When the word "label" shows up in a line of the data below, copy that whole line.

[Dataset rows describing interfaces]
===

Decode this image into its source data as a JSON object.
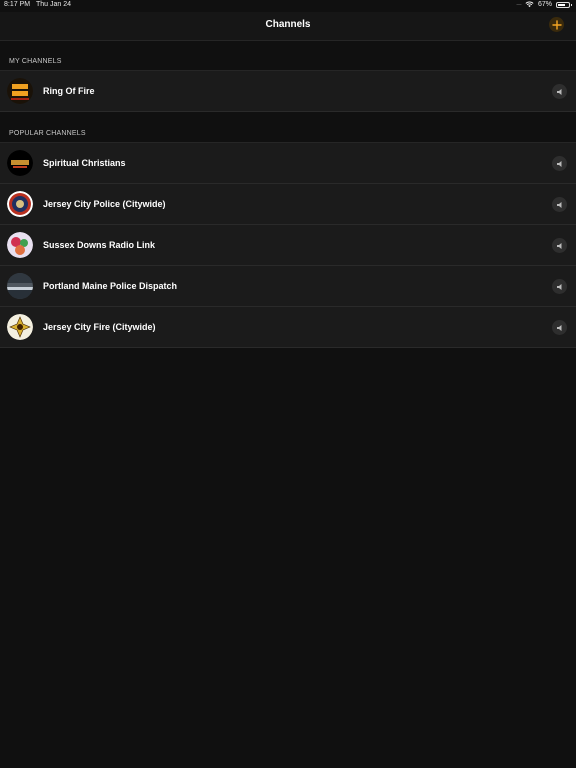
{
  "status": {
    "time": "8:17 PM",
    "date": "Thu Jan 24",
    "battery": "67%",
    "battery_level": 0.67
  },
  "nav": {
    "title": "Channels",
    "add_icon": "plus-icon"
  },
  "sections": {
    "my_channels": {
      "header": "MY CHANNELS",
      "items": [
        {
          "label": "Ring Of Fire",
          "avatar_icon": "trivia-teasers-logo"
        }
      ]
    },
    "popular": {
      "header": "POPULAR CHANNELS",
      "items": [
        {
          "label": "Spiritual Christians",
          "avatar_icon": "spiritual-christians-logo"
        },
        {
          "label": "Jersey City Police (Citywide)",
          "avatar_icon": "police-badge-icon"
        },
        {
          "label": "Sussex Downs Radio Link",
          "avatar_icon": "radio-link-icon"
        },
        {
          "label": "Portland Maine Police Dispatch",
          "avatar_icon": "city-skyline-icon"
        },
        {
          "label": "Jersey City Fire (Citywide)",
          "avatar_icon": "fire-badge-icon"
        }
      ]
    }
  },
  "colors": {
    "accent": "#f5a623",
    "background": "#101010",
    "row": "#1b1b1b"
  }
}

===

» **RESPONSE**
          "label": "Ring Of Fire",
          "label": "Spiritual Christians",
          "label": "Jersey City Police (Citywide)",
          "label": "Sussex Downs Radio Link",
          "label": "Portland Maine Police Dispatch",
          "label": "Jersey City Fire (Citywide)",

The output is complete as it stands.